WHAT TO DO — Each record below should be set down exactly.

TASK INPUTS —
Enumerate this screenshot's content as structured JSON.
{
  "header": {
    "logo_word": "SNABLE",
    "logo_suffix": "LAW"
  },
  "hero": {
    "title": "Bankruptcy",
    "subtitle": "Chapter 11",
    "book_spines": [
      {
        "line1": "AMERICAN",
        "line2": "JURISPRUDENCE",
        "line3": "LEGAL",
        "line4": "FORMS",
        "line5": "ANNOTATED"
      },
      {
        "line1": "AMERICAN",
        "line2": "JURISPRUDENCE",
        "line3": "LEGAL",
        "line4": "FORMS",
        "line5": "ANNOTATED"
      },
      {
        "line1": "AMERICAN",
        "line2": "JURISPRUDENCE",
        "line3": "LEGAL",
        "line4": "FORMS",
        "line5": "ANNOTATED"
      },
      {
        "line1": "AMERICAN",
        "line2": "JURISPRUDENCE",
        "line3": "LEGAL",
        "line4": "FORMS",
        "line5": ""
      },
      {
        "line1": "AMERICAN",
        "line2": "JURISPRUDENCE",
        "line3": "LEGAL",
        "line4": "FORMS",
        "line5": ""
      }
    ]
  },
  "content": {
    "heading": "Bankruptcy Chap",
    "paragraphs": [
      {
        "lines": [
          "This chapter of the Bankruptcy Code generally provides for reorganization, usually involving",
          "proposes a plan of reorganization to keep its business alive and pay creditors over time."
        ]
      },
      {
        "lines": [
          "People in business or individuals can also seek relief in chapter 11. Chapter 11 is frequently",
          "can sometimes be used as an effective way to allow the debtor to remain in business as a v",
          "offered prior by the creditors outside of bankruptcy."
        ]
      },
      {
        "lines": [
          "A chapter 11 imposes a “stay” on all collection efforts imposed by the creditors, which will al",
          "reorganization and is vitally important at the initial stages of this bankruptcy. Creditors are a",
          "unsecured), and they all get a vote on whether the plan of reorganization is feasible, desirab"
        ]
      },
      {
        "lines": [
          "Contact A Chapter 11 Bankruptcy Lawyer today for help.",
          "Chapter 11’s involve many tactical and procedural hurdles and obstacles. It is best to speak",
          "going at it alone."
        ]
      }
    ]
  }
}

FINISHED TASK —
Enumerate this screenshot's content as structured JSON.
{
  "header": {
    "logo_word": "SNABLE",
    "logo_suffix": "LAW"
  },
  "hero": {
    "title": "Bankruptcy",
    "subtitle": "Chapter 11",
    "book_spines": [
      {
        "line1": "AMERICAN",
        "line2": "JURISPRUDENCE",
        "line3": "LEGAL",
        "line4": "FORMS",
        "line5": "ANNOTATED"
      },
      {
        "line1": "AMERICAN",
        "line2": "JURISPRUDENCE",
        "line3": "LEGAL",
        "line4": "FORMS",
        "line5": "ANNOTATED"
      },
      {
        "line1": "AMERICAN",
        "line2": "JURISPRUDENCE",
        "line3": "LEGAL",
        "line4": "FORMS",
        "line5": "ANNOTATED"
      },
      {
        "line1": "AMERICAN",
        "line2": "JURISPRUDENCE",
        "line3": "LEGAL",
        "line4": "FORMS",
        "line5": ""
      },
      {
        "line1": "AMERICAN",
        "line2": "JURISPRUDENCE",
        "line3": "LEGAL",
        "line4": "FORMS",
        "line5": ""
      }
    ]
  },
  "content": {
    "heading": "Bankruptcy Chap",
    "paragraphs": [
      {
        "lines": [
          "This chapter of the Bankruptcy Code generally provides for reorganization, usually involving",
          "proposes a plan of reorganization to keep its business alive and pay creditors over time."
        ]
      },
      {
        "lines": [
          "People in business or individuals can also seek relief in chapter 11. Chapter 11 is frequently",
          "can sometimes be used as an effective way to allow the debtor to remain in business as a v",
          "offered prior by the creditors outside of bankruptcy."
        ]
      },
      {
        "lines": [
          "A chapter 11 imposes a “stay” on all collection efforts imposed by the creditors, which will al",
          "reorganization and is vitally important at the initial stages of this bankruptcy. Creditors are a",
          "unsecured), and they all get a vote on whether the plan of reorganization is feasible, desirab"
        ]
      },
      {
        "lines": [
          "Contact A Chapter 11 Bankruptcy Lawyer today for help.",
          "Chapter 11’s involve many tactical and procedural hurdles and obstacles. It is best to speak",
          "going at it alone."
        ]
      }
    ]
  }
}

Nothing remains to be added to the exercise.